Ian Spanier began taking photographs at age six when his parents gave him his first point-and-shoot camera. After majoring in photography in college, he spent more than 20 years as a freelance photographer and over a decade as a photo editor at magazines such as GQ, ESPN, Esquire, Marie Claire, Us Weekly, and Men’s Journal. Ian is a member of the Lowepro Loweprofessionals team and a brand ambassador for Westcott, Platypod, Imagenomic, and Hoodman USA. There is no one subject or location that exclusively draws his lens; Ian works anywhere and everywhere, photographing what he sees.
We chatted with Ian to discuss some of his ideas and approaches to photography. Ian will be teaching his class Environmental Portraits: Lighting on Location March 24 - 29, 2019.
SFPW: What is your general approach to lighting on location? Do you bring a lot of gear or do you try to keep your shoot simple?
Ian Spanier: I’ve always been a pretty technical guy when it comes to lighting- yes I do believe in using a light meter, but with the technical feel is very important. I don’t care what the numbers are- sometimes the feeling of a light needs to be an adjustment made despite proper settings- or what some may think is, “right.” This likely is a by-product of being very much so self-taught. As I was making my mistakes, then evolving, (something I believe we should all do, FAIL to LEARN), I discovered the feel of light for my style. This is something I never stop developing. I feel it is so important to never stop learning.
When it comes to gear, I like to work with less. I often look at these elaborate sets photographers create to get their shot- and I think I could do that with half the lights. Everyone has their own style, nothing wrong with that, and there are times when lots of lights are there to impress the client- but I’m more impressed when the final image from a set with one or two lights looks like a big budget shoot.
SFPW How did you break into the world of environmental and editorial portraiture?
Ian Spanier: My career is not a typical one, although I have had a camera since I was six years old, I tried like heck NOT to be a photographer. I studied it in High School and went to college intending to enter into a career in Sports Medicine. After an awful first Trimester, I started taking art classes to keep my grades up. In the Spring, photography came up and I figured I would do well since I already had darkroom skills and a camera. Before I knew it I was in the darkroom more than the training room and I ultimately switched my focus (forgive the pun). My advisor encouraged me to do the Great Lakes New York Arts Program and I worked for two photographers in NY. After ten weeks in NY, I was certain college was a joke and the real world was where it’s at! Despite, I believe in finishing what you start, so I was determined to finish college.

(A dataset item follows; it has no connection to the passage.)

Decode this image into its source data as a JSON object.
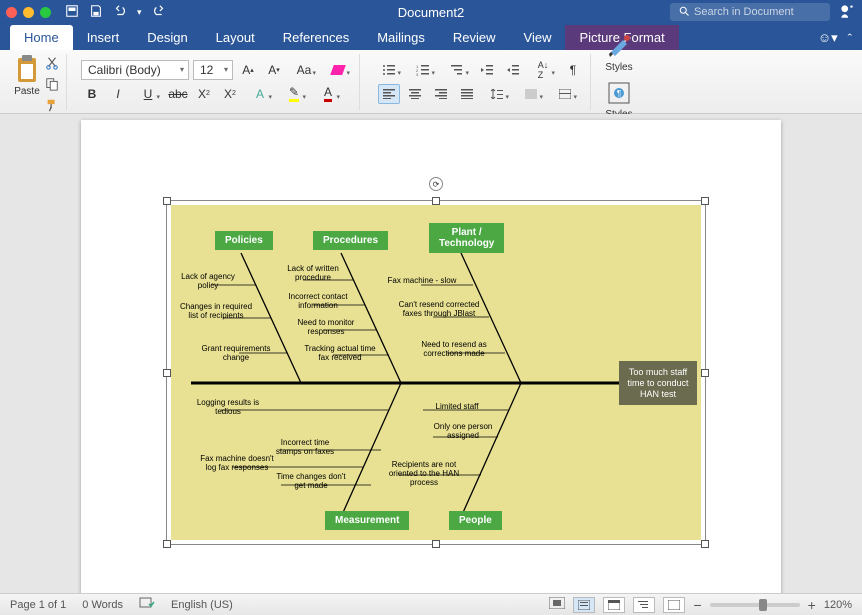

The following summer I had an internship at GQ Magazine and found that being a Photo Editor would allow me to be around photography- but not shoot. I loved looking at a photographer’s work- so it seemed like a no-brainer, and I could always keep shooting on my own for fun. I finished school and ended up back at GQ that next summer. Fate stepped in, and not two weeks into the job something needed to be photographed- and there was no time to hire someone. I volunteered and that started my career in magazine photography. I evolved from still life to travel, then portraits and even fashion (although it’s not my bag). Although I worked in studio a lot- it was always working on location that really inspired me. Editors responded to my work, and I was fortunate to shoot while I was photo editing. Ultimately I let my path unfold and I left editing behind and concentrated on just being a photographer full time.
SFPW: What kind of subject and imagery are you drawn to personally? Is that similar to the work you tend to be hired for or is your personal work different?
Ian Spanier: I love shooting portraits. Conveying someone’s story in an image is challenging, rewarding, and the psychology behind it fulfills so much for me. One of the aspects that deterred me from wanting a career in photography at the start was the idea I would be sacrificing “my way” of seeing the world to satisfy a commercial world. Many years I floated unsure of what “my thing” was. Eventually, I figured out that I was being hired to shoot what I do, and to have confidence in “my view” for those that hire me. It wasn’t until I discovered that about myself that I realized I’ve always been drawn to a style of commercial work not unlike what I shoot. Partly as that became my training, and looking back- it was most often the photography I responded to back in college. Namely, portraits that told a story, beyond words, or when in conjunction with words became that much more powerful. My big influences being Avedon, Irving Penn, Brassai, Weegee, Dorthea Lange, Harry Benson, Edward Steichen, Albert Watson.
My personal work has always been connected to my commercial work as Unchained, I can do what I want creatively…as I learned, creatives who hire me have often asked me to mimic that style for them. This was an important lesson on the power and necessity for photographers to exercise their creative process and have personal projects. This has been a big part of my philosophy about photography as a career. It’s ever-evolving- if you allow it to be. I am never satisfied doing the same thing over and over and expecting things to change- that’s the definition of insanity. I prefer Darwin, evolution.